• App and web page records
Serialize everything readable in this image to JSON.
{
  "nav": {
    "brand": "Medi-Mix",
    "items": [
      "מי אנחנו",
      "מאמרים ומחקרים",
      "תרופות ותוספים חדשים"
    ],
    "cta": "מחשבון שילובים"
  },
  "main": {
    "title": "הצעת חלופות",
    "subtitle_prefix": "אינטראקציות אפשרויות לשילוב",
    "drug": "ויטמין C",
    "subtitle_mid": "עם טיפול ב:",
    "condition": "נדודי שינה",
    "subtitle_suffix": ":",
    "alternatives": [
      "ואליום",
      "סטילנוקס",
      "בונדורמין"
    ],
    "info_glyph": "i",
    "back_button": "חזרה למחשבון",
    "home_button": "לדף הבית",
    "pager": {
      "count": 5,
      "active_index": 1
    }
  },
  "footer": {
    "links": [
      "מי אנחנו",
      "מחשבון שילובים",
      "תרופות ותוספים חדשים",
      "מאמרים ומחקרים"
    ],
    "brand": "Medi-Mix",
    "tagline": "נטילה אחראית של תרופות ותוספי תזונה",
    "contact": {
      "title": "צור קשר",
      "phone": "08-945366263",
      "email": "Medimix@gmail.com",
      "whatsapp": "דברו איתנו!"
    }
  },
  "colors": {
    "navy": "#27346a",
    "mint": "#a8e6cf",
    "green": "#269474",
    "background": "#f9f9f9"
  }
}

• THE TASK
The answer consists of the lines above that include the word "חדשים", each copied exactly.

• SOLUTION FOR THIS TASK
      "תרופות ותוספים חדשים"
      "תרופות ותוספים חדשים",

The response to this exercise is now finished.